Okay, so rather than mixed feelings I suppose I had an unfortunately negative reaction to the DVD, stained with disappointment.  It’s not one I’m adding to the amazon.com wish list.  But there was a silver lining, which is one of the wonderful things about ballet is the constant interconnectivity and how doors can open in the most unlikely of places.  First, the assortment of excerpts was at least a decent introduction to a number of Balanchine works, and I feel more prepared to watch Serenade and Symphony in C (I adored what I saw of the latter).  I’ve seen Western Symphony before, which oddly enough, I find cheeky and delightful even if I have never in my life liked western themed anything.  I guess I like the idea that a classical-ish ballet can be centered on a theme that isn’t necessarily some romantic fairy tale.  I also feel more connected to Balanchine ballets in the sense that he based his ballets on the strength of the score, which is the category I tend to identify with.  (Actually, he died just a few months before I was conceived…I’d like to think that the soul I got had a brush with his in the afterlife before being reincarnated into me.  Wishful thinking?  Maybe.)  There was also a work by Jerome Robbins, of who I haven’t gotten to see much of.  Obviously, I’ve seen his choreography in West Side Story, and there’s also a website with some significant excerpts of a film version of Opus Jazz (link here) that I watched.  I also saw last year the PBS documentary on him, which also contained excerpts from his dances (blasted excerpts!) and one of my favorite quotes ever from Steven Sondheim:

The only things Leonard Bernstein feared were God and Jerome Robbins.

So it was nice to see more portions of a Robbins work.
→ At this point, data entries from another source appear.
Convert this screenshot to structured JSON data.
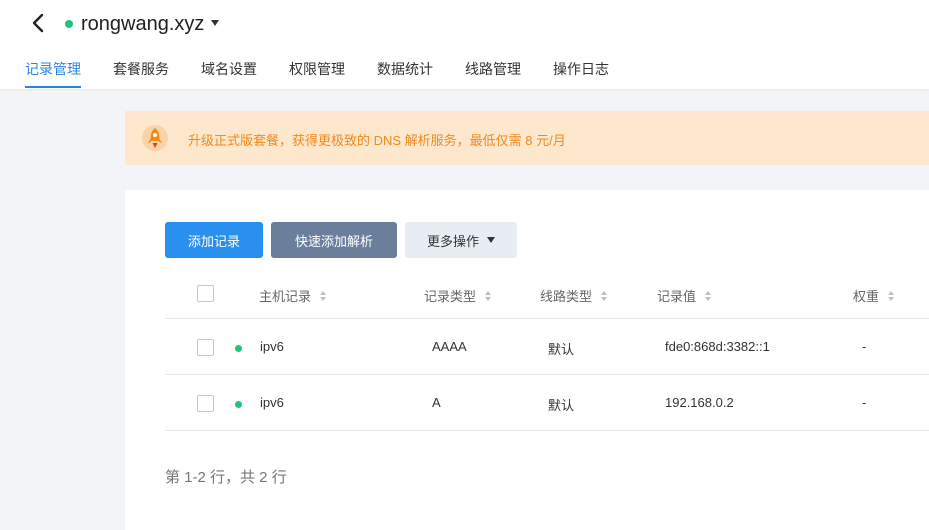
{
  "header": {
    "domain": "rongwang.xyz",
    "tabs": [
      {
        "label": "记录管理",
        "active": true
      },
      {
        "label": "套餐服务",
        "active": false
      },
      {
        "label": "域名设置",
        "active": false
      },
      {
        "label": "权限管理",
        "active": false
      },
      {
        "label": "数据统计",
        "active": false
      },
      {
        "label": "线路管理",
        "active": false
      },
      {
        "label": "操作日志",
        "active": false
      }
    ]
  },
  "banner": {
    "text": "升级正式版套餐，获得更极致的 DNS 解析服务，最低仅需 8 元/月"
  },
  "toolbar": {
    "add_label": "添加记录",
    "quick_add_label": "快速添加解析",
    "more_label": "更多操作"
  },
  "table": {
    "columns": [
      "主机记录",
      "记录类型",
      "线路类型",
      "记录值",
      "权重"
    ],
    "rows": [
      {
        "host": "ipv6",
        "type": "AAAA",
        "line": "默认",
        "value": "fde0:868d:3382::1",
        "weight": "-"
      },
      {
        "host": "ipv6",
        "type": "A",
        "line": "默认",
        "value": "192.168.0.2",
        "weight": "-"
      }
    ]
  },
  "pagination": {
    "summary": "第 1-2 行，共 2 行"
  },
  "colors": {
    "accent": "#2a84e8",
    "primary_button": "#2a90f0",
    "secondary_button": "#6b7f9d",
    "status_ok": "#1ec47a",
    "banner_bg": "#fde7cd",
    "banner_text": "#f08a1d"
  },
  "icons": {
    "back": "chevron-left-icon",
    "domain_dropdown": "caret-down-icon",
    "banner": "rocket-icon",
    "sort": "sort-icon"
  }
}
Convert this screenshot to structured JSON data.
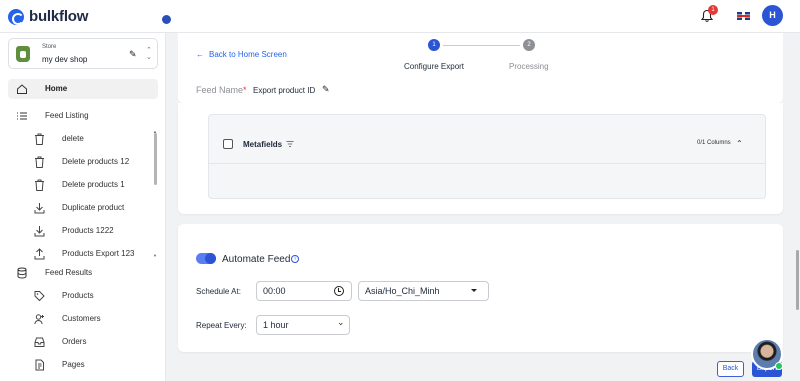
{
  "app": {
    "name": "bulkflow",
    "notification_count": "1",
    "avatar_initial": "H"
  },
  "store": {
    "caption": "Store",
    "name": "my dev shop"
  },
  "sidebar": {
    "home": "Home",
    "feed_listing": "Feed Listing",
    "feed_listing_items": [
      {
        "label": "delete",
        "icon": "trash-icon"
      },
      {
        "label": "Delete products 12",
        "icon": "trash-icon"
      },
      {
        "label": "Delete products 1",
        "icon": "trash-icon"
      },
      {
        "label": "Duplicate product",
        "icon": "download-icon"
      },
      {
        "label": "Products 1222",
        "icon": "download-icon"
      },
      {
        "label": "Products Export 123",
        "icon": "upload-icon"
      }
    ],
    "feed_results": "Feed Results",
    "feed_results_items": [
      {
        "label": "Products",
        "icon": "tag-icon"
      },
      {
        "label": "Customers",
        "icon": "person-add-icon"
      },
      {
        "label": "Orders",
        "icon": "inbox-icon"
      },
      {
        "label": "Pages",
        "icon": "pages-icon"
      }
    ]
  },
  "header": {
    "back_link": "Back to Home Screen",
    "steps": [
      {
        "number": "1",
        "label": "Configure Export"
      },
      {
        "number": "2",
        "label": "Processing"
      }
    ],
    "feed_name_label": "Feed Name",
    "feed_name_required": "*",
    "feed_name_value": "Export product ID"
  },
  "metafields": {
    "label": "Metafields",
    "column_count": "0/1 Columns"
  },
  "automate": {
    "title": "Automate Feed",
    "info": "i",
    "schedule_label": "Schedule At:",
    "time_value": "00:00",
    "timezone_value": "Asia/Ho_Chi_Minh",
    "repeat_label": "Repeat Every:",
    "repeat_value": "1 hour"
  },
  "footer": {
    "back_label": "Back",
    "export_label": "Export"
  },
  "colors": {
    "accent": "#2c55d6",
    "badge": "#e53935",
    "online": "#22c55e"
  }
}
But what I was really captivated by was the dancing by Jock Soto, who I had never seen before.  His body type was so distinctly different, stocky and short-limbed compared to his willowy peers (and I’m not just talking about the women, all the other men were lengthy and leggy too) and yet he was an exceptional dancer with apparently legendary partnering skills.  Although I’m always fascinated to see dance on a body that people wouldn’t necessarily expect, there’s also something different about the way he dances that intrigues me.  Since the DVD was filmed towards the end of his career, one has to wonder if such an aesthetic could ever find its way into ballet again, if Martins would ever be so bold to pick a dancer like him again and if teachers around the world are capable of nurturing someone without the genetic gifts to stardom.  All interesting questions, and not to be answered by me (at least for now), but upon further research it seems there was a PBS documentary made about Soto, which I’m going to try and get a hold of.  It seems I can buy a copy of the film by contacting the filmmakers directly, but I’m scared it’s going to come with a hefty price tag so I don’t know if I’m brave enough to ask yet.  But he seems to have had (and continues to have) an interesting life so the desire to watch this film is nagging like my daily cravings for a Kit-Kat bar.  Here’s a trailer:
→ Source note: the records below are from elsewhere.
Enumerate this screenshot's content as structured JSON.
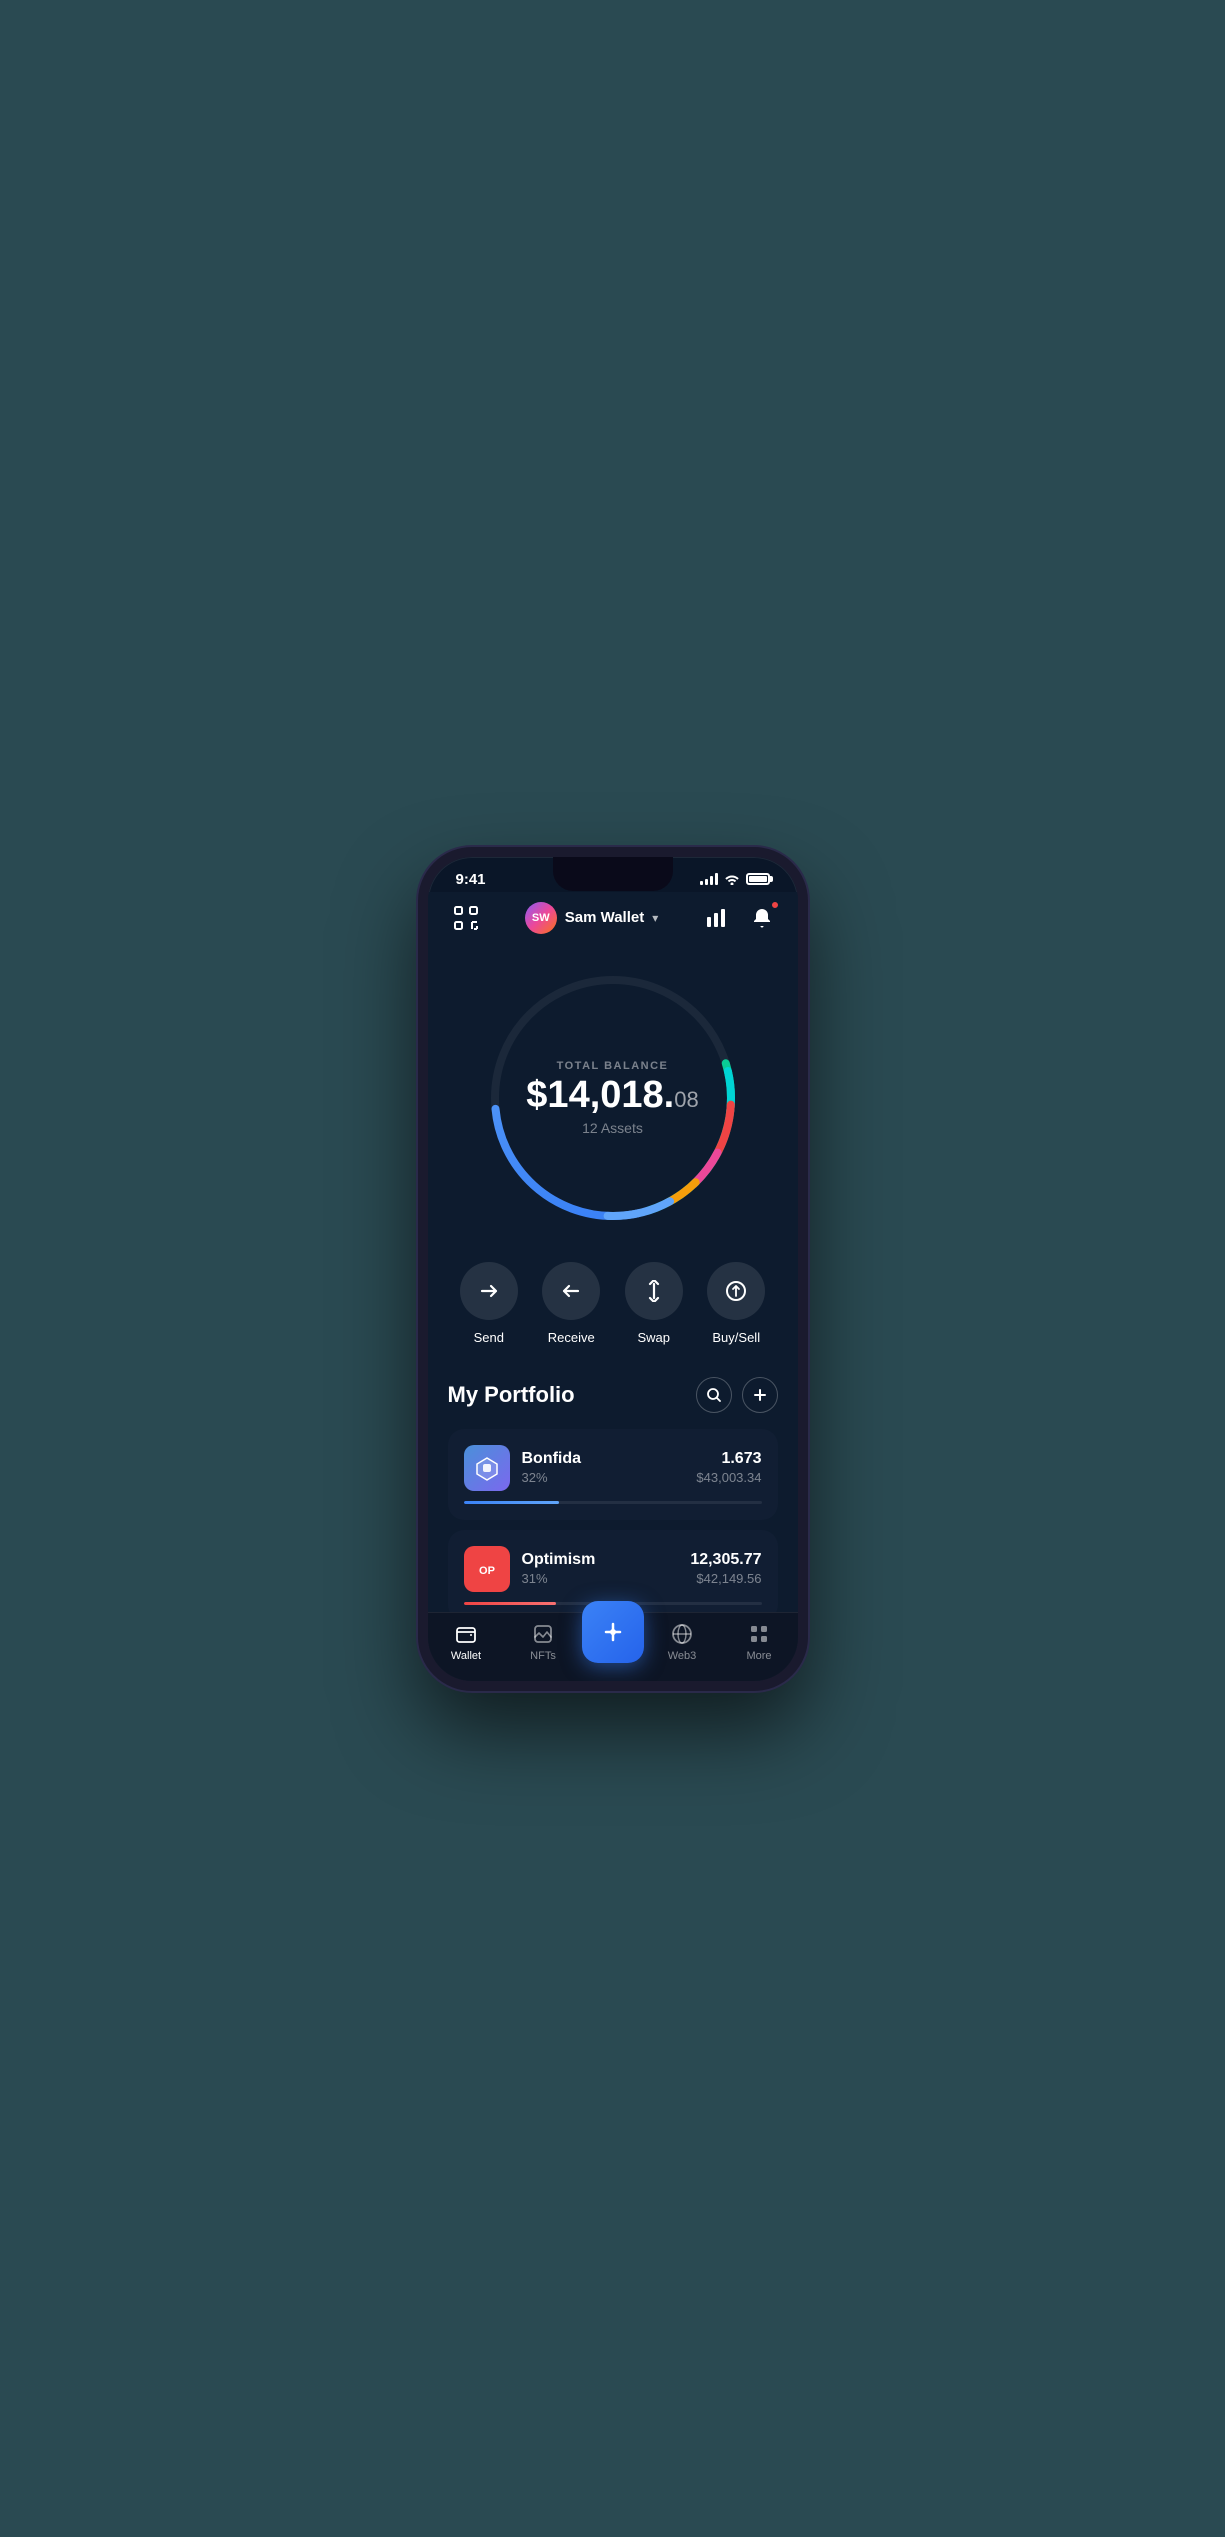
{
  "statusBar": {
    "time": "9:41"
  },
  "header": {
    "walletName": "Sam Wallet",
    "avatarInitials": "SW",
    "scanLabel": "scan",
    "notificationsLabel": "notifications",
    "analyticsLabel": "analytics"
  },
  "balance": {
    "label": "TOTAL BALANCE",
    "whole": "$14,018.",
    "cents": "08",
    "assetsCount": "12 Assets"
  },
  "actions": [
    {
      "id": "send",
      "label": "Send"
    },
    {
      "id": "receive",
      "label": "Receive"
    },
    {
      "id": "swap",
      "label": "Swap"
    },
    {
      "id": "buysell",
      "label": "Buy/Sell"
    }
  ],
  "portfolio": {
    "title": "My Portfolio",
    "searchLabel": "search",
    "addLabel": "add",
    "assets": [
      {
        "name": "Bonfida",
        "percent": "32%",
        "amount": "1.673",
        "value": "$43,003.34",
        "progressWidth": 32,
        "progressColor": "#3b82f6",
        "iconType": "bonfida"
      },
      {
        "name": "Optimism",
        "percent": "31%",
        "amount": "12,305.77",
        "value": "$42,149.56",
        "progressWidth": 31,
        "progressColor": "#ef4444",
        "iconType": "optimism"
      }
    ]
  },
  "bottomNav": {
    "items": [
      {
        "id": "wallet",
        "label": "Wallet",
        "active": true
      },
      {
        "id": "nfts",
        "label": "NFTs",
        "active": false
      },
      {
        "id": "center",
        "label": "",
        "active": false
      },
      {
        "id": "web3",
        "label": "Web3",
        "active": false
      },
      {
        "id": "more",
        "label": "More",
        "active": false
      }
    ]
  }
}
In the meantime, I’ll probably buy his cook book at least.


Is there a recipe for better turn-out? Har har...just keeeedding.